• WHAT YOU HAVE TO DO
Report how many lines of the data below contain "percent". Give nothing besides the number.

• DATA FOR ANALYSIS
· · · ·
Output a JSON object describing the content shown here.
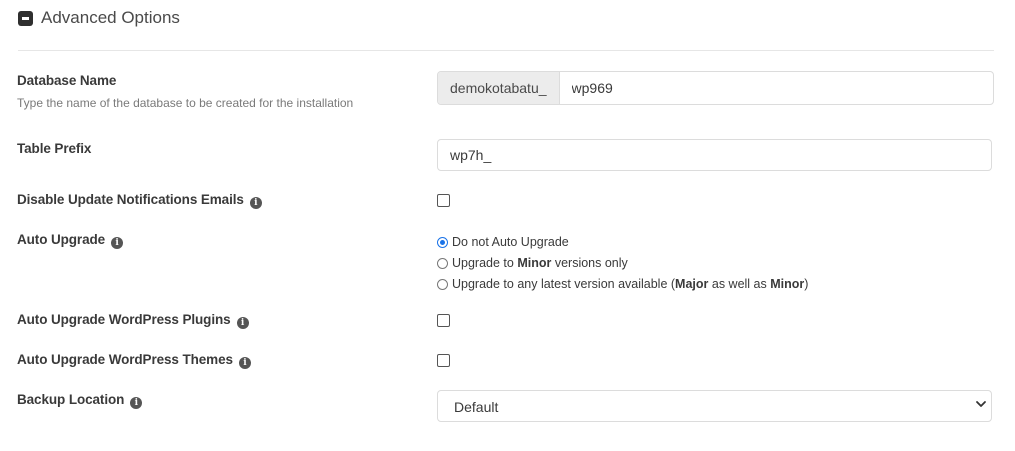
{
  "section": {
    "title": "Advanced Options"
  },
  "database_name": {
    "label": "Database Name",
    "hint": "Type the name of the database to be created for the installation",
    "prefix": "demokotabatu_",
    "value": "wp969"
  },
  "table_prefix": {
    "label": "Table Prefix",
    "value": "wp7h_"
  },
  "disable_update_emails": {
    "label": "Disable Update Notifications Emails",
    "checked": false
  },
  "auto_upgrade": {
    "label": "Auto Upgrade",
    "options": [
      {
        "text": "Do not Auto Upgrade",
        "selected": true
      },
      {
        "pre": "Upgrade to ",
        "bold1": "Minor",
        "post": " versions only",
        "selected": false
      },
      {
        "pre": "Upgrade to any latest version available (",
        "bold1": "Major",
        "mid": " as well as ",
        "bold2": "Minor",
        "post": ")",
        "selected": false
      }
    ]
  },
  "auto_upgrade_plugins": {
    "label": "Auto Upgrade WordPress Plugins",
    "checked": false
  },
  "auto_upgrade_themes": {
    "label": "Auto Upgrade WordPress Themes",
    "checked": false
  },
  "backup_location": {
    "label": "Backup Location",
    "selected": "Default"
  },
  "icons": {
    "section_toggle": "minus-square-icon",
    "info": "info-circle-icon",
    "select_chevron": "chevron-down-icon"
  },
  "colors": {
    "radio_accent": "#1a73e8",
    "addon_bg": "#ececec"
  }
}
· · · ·
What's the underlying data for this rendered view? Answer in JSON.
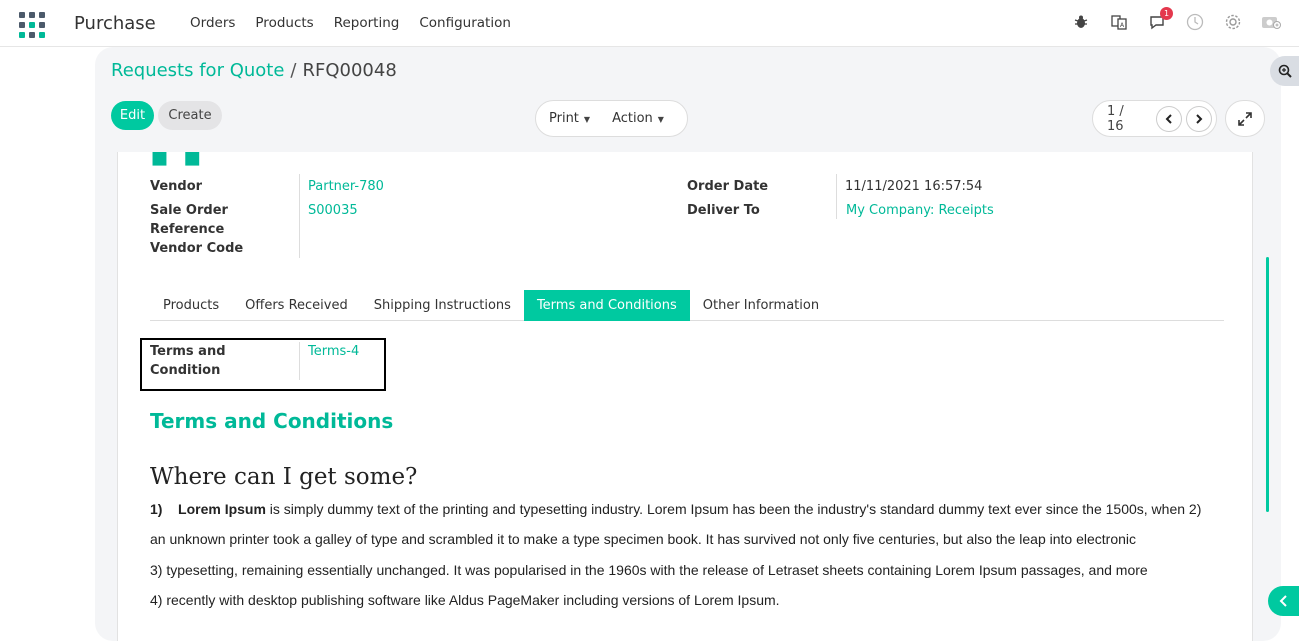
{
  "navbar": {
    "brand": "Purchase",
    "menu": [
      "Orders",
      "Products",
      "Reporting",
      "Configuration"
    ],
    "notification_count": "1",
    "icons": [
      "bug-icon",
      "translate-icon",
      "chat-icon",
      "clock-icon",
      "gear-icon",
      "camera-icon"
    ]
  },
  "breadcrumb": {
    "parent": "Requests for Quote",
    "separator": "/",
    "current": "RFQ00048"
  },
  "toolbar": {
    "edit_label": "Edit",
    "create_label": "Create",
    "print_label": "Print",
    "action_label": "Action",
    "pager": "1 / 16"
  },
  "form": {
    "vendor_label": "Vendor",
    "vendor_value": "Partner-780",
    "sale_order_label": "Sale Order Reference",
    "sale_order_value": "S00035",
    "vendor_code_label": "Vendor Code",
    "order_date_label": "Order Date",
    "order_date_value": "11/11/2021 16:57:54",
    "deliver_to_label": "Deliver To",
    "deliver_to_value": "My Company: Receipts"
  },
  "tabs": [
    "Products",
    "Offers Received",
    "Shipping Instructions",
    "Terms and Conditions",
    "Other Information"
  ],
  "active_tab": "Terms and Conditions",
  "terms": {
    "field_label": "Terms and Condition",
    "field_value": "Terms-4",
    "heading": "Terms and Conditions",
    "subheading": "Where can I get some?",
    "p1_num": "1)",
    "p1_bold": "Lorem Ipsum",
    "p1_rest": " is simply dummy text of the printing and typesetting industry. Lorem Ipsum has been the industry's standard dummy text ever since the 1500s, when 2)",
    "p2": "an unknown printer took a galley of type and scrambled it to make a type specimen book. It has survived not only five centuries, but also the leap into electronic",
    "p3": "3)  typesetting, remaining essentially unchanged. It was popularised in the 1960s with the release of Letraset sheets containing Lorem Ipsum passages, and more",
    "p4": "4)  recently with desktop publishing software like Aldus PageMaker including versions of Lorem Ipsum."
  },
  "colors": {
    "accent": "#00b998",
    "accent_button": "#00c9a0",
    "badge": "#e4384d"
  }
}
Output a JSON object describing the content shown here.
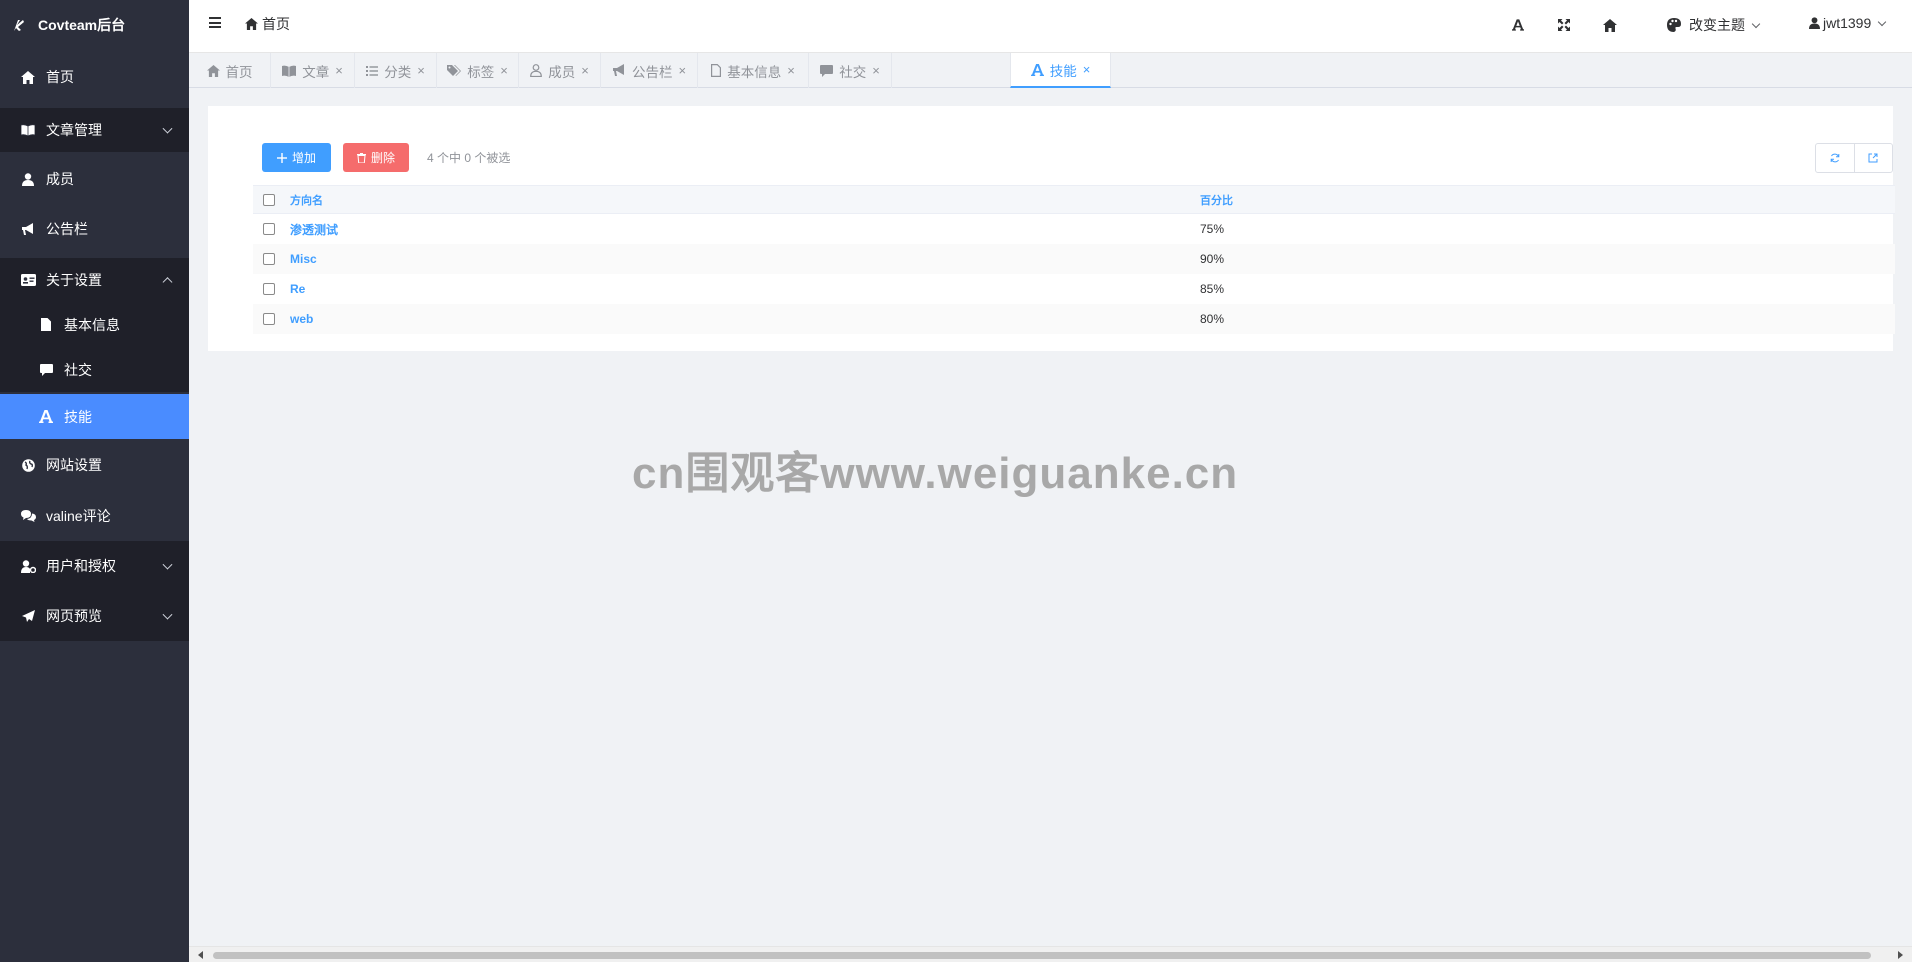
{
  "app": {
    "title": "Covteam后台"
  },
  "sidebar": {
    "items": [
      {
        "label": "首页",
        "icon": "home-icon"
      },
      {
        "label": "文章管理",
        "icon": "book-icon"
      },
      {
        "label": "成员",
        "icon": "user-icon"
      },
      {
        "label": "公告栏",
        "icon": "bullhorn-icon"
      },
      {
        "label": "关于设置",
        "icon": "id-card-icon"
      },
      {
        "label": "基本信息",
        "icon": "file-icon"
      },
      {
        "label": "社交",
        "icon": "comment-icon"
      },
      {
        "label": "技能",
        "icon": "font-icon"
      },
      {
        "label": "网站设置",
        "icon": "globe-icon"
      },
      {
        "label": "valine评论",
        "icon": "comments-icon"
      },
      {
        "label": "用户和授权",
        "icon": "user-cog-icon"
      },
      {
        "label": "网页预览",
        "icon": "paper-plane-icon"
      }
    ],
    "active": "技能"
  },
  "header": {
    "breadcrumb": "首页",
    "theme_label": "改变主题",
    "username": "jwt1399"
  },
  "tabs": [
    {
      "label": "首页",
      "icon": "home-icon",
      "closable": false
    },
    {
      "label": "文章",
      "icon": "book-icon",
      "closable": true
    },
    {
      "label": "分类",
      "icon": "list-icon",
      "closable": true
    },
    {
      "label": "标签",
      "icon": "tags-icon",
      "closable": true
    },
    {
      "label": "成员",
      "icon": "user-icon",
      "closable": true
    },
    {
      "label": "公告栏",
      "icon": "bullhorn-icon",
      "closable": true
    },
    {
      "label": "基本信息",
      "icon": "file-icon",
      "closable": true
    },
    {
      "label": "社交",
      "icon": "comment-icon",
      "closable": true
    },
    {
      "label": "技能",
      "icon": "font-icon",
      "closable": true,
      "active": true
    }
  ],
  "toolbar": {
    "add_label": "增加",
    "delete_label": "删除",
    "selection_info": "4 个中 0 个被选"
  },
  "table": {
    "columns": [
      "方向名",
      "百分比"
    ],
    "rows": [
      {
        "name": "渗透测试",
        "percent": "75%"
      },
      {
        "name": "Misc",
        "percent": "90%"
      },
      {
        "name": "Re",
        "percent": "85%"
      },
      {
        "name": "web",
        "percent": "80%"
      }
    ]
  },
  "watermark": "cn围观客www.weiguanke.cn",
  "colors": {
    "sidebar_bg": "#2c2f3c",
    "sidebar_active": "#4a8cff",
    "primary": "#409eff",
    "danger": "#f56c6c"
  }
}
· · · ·
• TASK RESPONSE
4